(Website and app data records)
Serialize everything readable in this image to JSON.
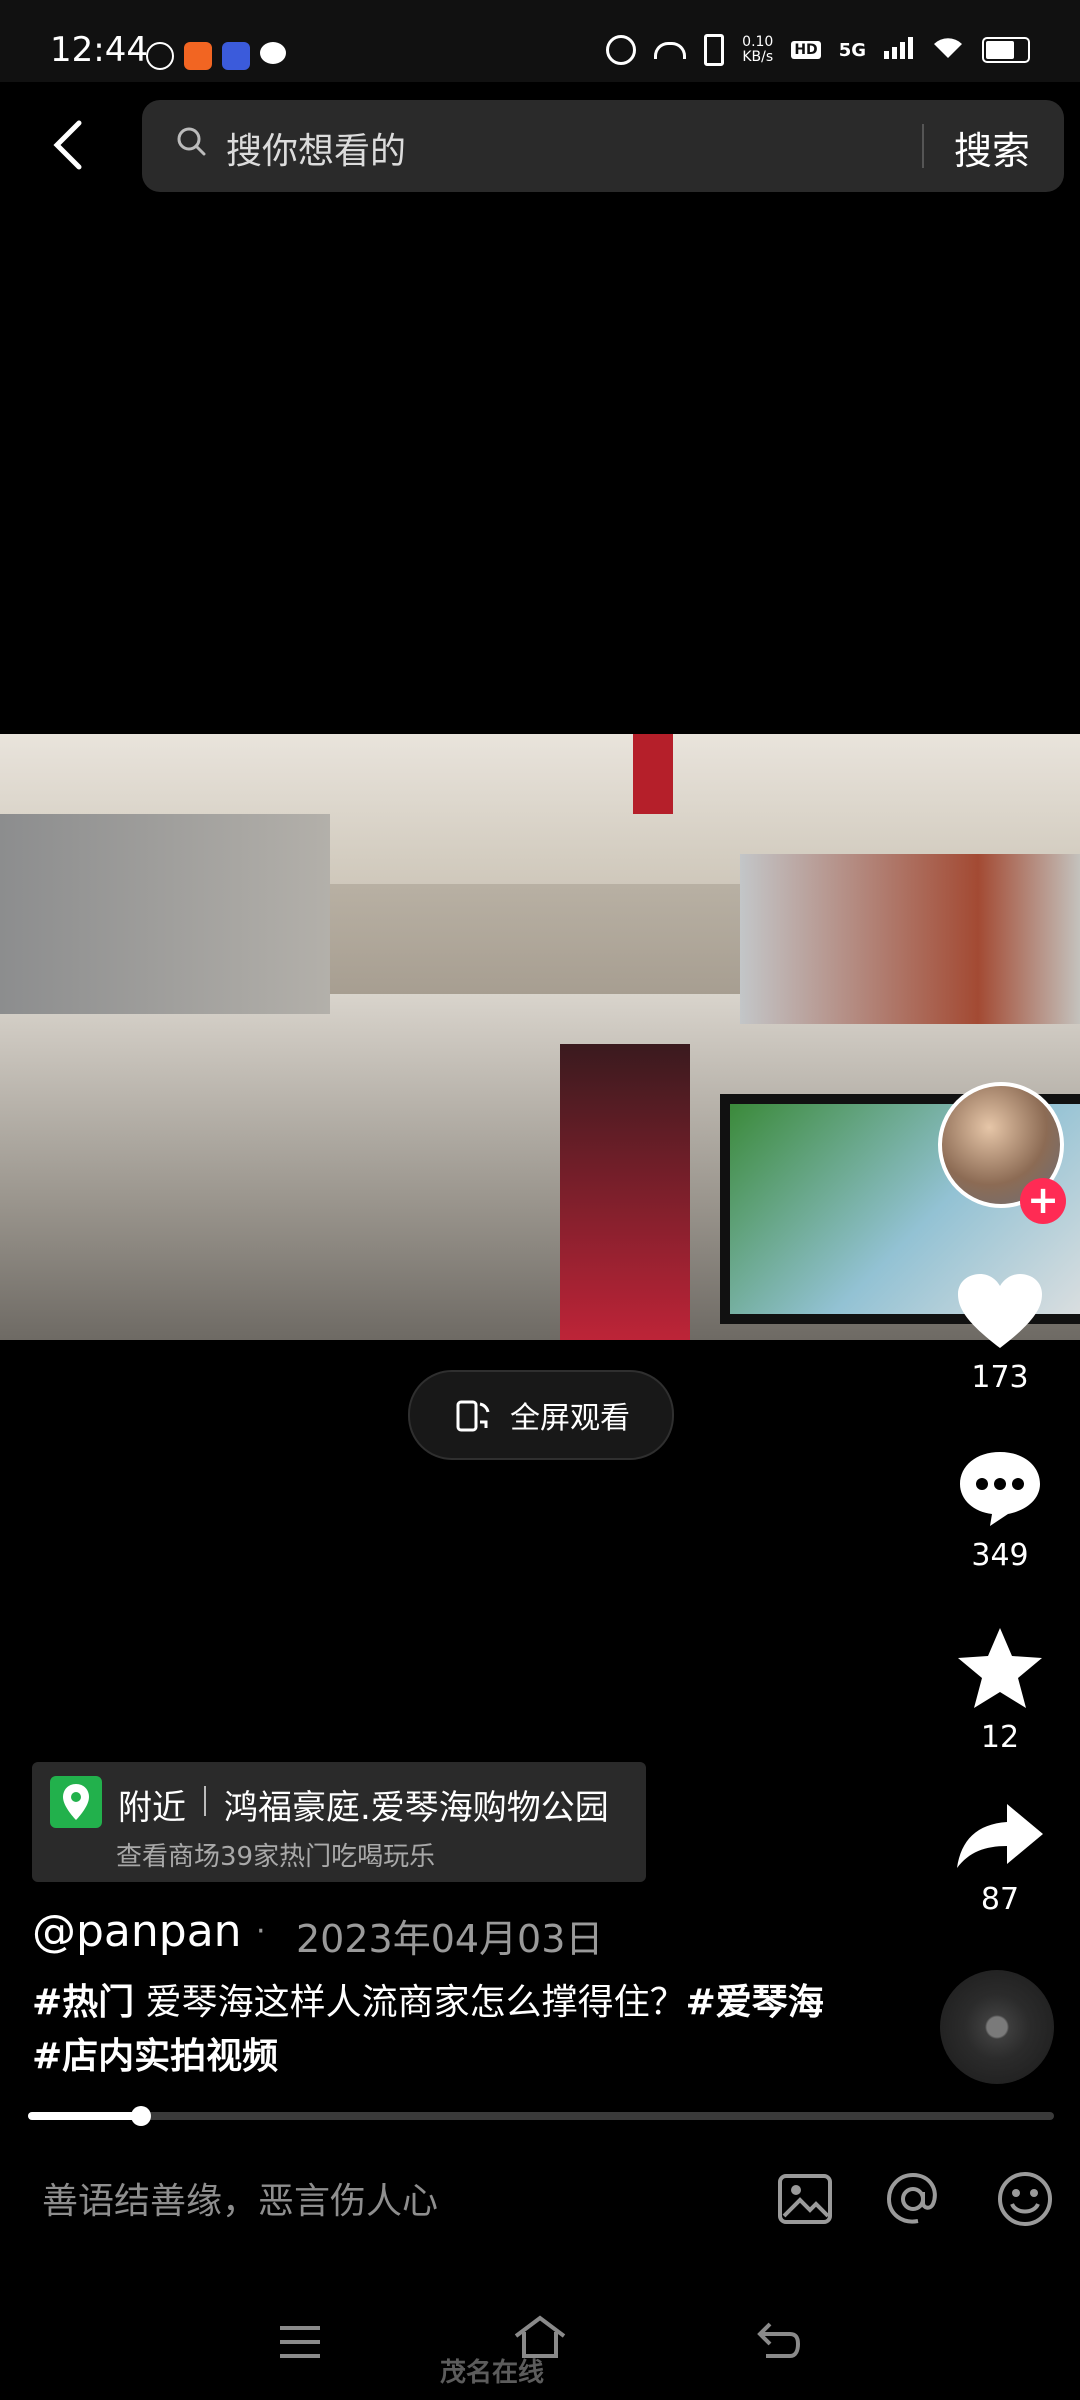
{
  "status_bar": {
    "time": "12:44",
    "net_speed": "0.10\nKB/s",
    "net_speed_value": "0.10",
    "net_speed_unit": "KB/s",
    "hd_label": "HD",
    "network": "5G"
  },
  "search": {
    "placeholder": "搜你想看的",
    "button": "搜索"
  },
  "video": {
    "fullscreen_label": "全屏观看"
  },
  "rail": {
    "likes": "173",
    "comments": "349",
    "favorites": "12",
    "shares": "87"
  },
  "location": {
    "prefix": "附近",
    "name": "鸿福豪庭.爱琴海购物公园",
    "subtitle": "查看商场39家热门吃喝玩乐"
  },
  "post": {
    "username": "@panpan",
    "separator": "·",
    "date": "2023年04月03日",
    "tag1": "#热门",
    "text": " 爱琴海这样人流商家怎么撑得住？",
    "tag2": "#爱琴海",
    "tag3": "#店内实拍视频",
    "progress_fraction": 0.11
  },
  "comment_bar": {
    "placeholder": "善语结善缘，恶言伤人心"
  },
  "watermark": "茂名在线"
}
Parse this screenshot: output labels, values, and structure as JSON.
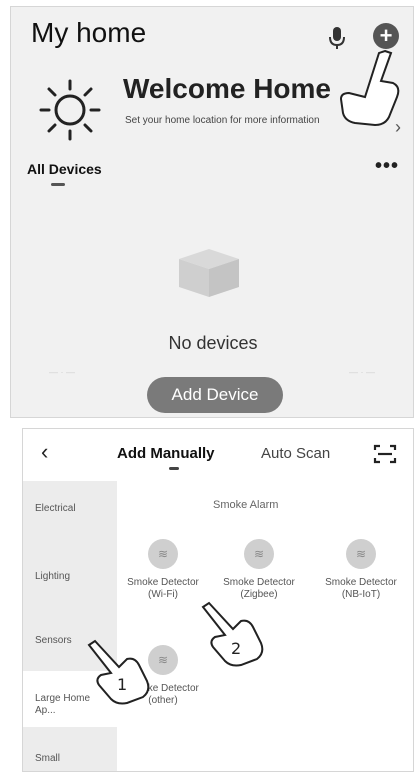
{
  "panel1": {
    "title": "My home",
    "welcome": {
      "title": "Welcome Home",
      "subtitle": "Set your home location for more information"
    },
    "all_devices_label": "All Devices",
    "empty_text": "No devices",
    "add_device_label": "Add Device",
    "icons": {
      "mic": "mic-icon",
      "plus": "plus-icon",
      "sun": "sun-icon",
      "more": "more-icon",
      "chevron": "chevron-right-icon",
      "empty": "empty-box-icon"
    }
  },
  "panel2": {
    "tabs": {
      "manual": "Add Manually",
      "scan": "Auto Scan"
    },
    "sidebar": [
      {
        "label": "Electrical"
      },
      {
        "label": "Lighting"
      },
      {
        "label": "Sensors"
      },
      {
        "label": "Large Home Ap..."
      },
      {
        "label": "Small"
      }
    ],
    "section_title": "Smoke Alarm",
    "devices": [
      {
        "name": "Smoke Detector",
        "proto": "(Wi-Fi)"
      },
      {
        "name": "Smoke Detector",
        "proto": "(Zigbee)"
      },
      {
        "name": "Smoke Detector",
        "proto": "(NB-IoT)"
      },
      {
        "name": "Smoke Detector",
        "proto": "(other)"
      }
    ],
    "step_numbers": [
      "1",
      "2"
    ],
    "icons": {
      "back": "back-icon",
      "scan": "scan-icon",
      "device": "smoke-detector-icon"
    }
  },
  "colors": {
    "panel_bg": "#f1f1f1",
    "button_bg": "#7a7a7a",
    "sidebar_bg": "#ececec",
    "device_icon_bg": "#cfcfcf"
  }
}
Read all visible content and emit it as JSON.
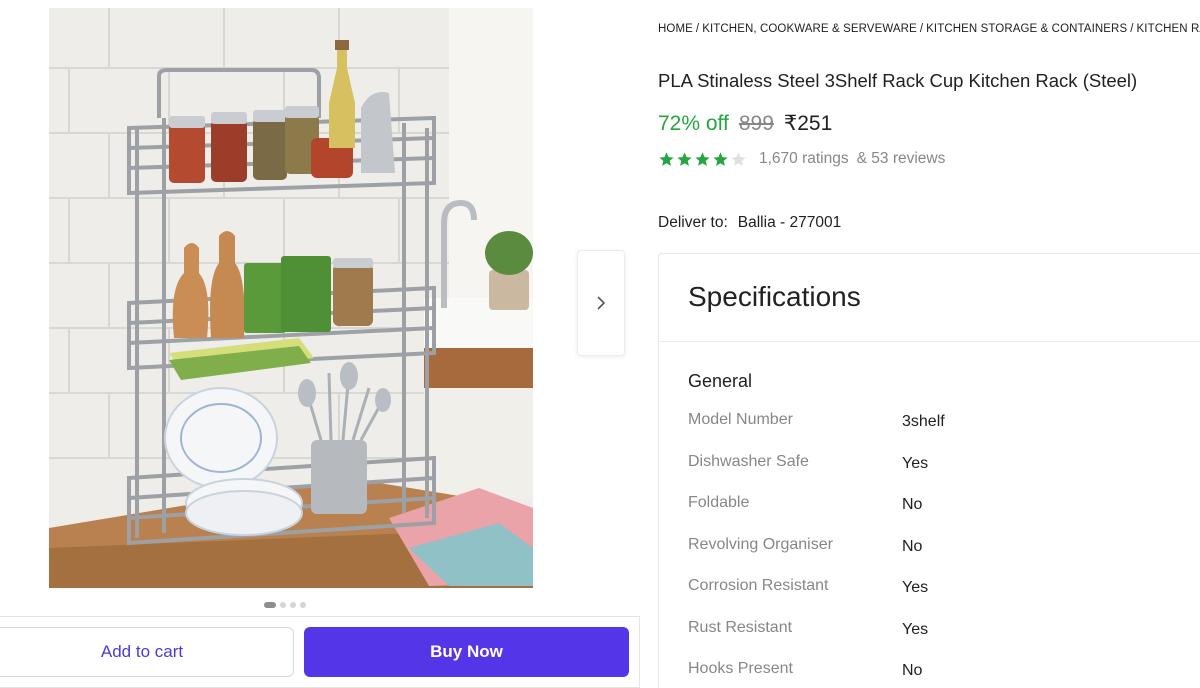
{
  "breadcrumb": [
    "HOME",
    "KITCHEN, COOKWARE & SERVEWARE",
    "KITCHEN STORAGE & CONTAINERS",
    "KITCHEN RACKS"
  ],
  "product": {
    "title": "PLA Stinaless Steel 3Shelf Rack Cup Kitchen Rack (Steel)",
    "discount": "72% off",
    "mrp": "899",
    "price": "₹251",
    "rating_value": 4,
    "rating_max": 5,
    "ratings_text": "1,670 ratings",
    "reviews_text": "& 53 reviews",
    "star_color": "#26a541"
  },
  "delivery": {
    "label": "Deliver to:",
    "location": "Ballia - 277001"
  },
  "gallery": {
    "image_count": 4,
    "active_index": 0,
    "next_icon": "chevron-right-icon"
  },
  "actions": {
    "add_to_cart": "Add to cart",
    "buy_now": "Buy Now",
    "buy_color": "#5436e8"
  },
  "specifications": {
    "title": "Specifications",
    "group": "General",
    "rows": [
      {
        "key": "Model Number",
        "value": "3shelf"
      },
      {
        "key": "Dishwasher Safe",
        "value": "Yes"
      },
      {
        "key": "Foldable",
        "value": "No"
      },
      {
        "key": "Revolving Organiser",
        "value": "No"
      },
      {
        "key": "Corrosion Resistant",
        "value": "Yes"
      },
      {
        "key": "Rust Resistant",
        "value": "Yes"
      },
      {
        "key": "Hooks Present",
        "value": "No"
      }
    ]
  }
}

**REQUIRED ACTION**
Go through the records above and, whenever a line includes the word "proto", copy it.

**RESPONSE BELOW**
        "proto": "(Wi-Fi)"
        "proto": "(Zigbee)"
        "proto": "(NB-IoT)"
        "proto": "(other)"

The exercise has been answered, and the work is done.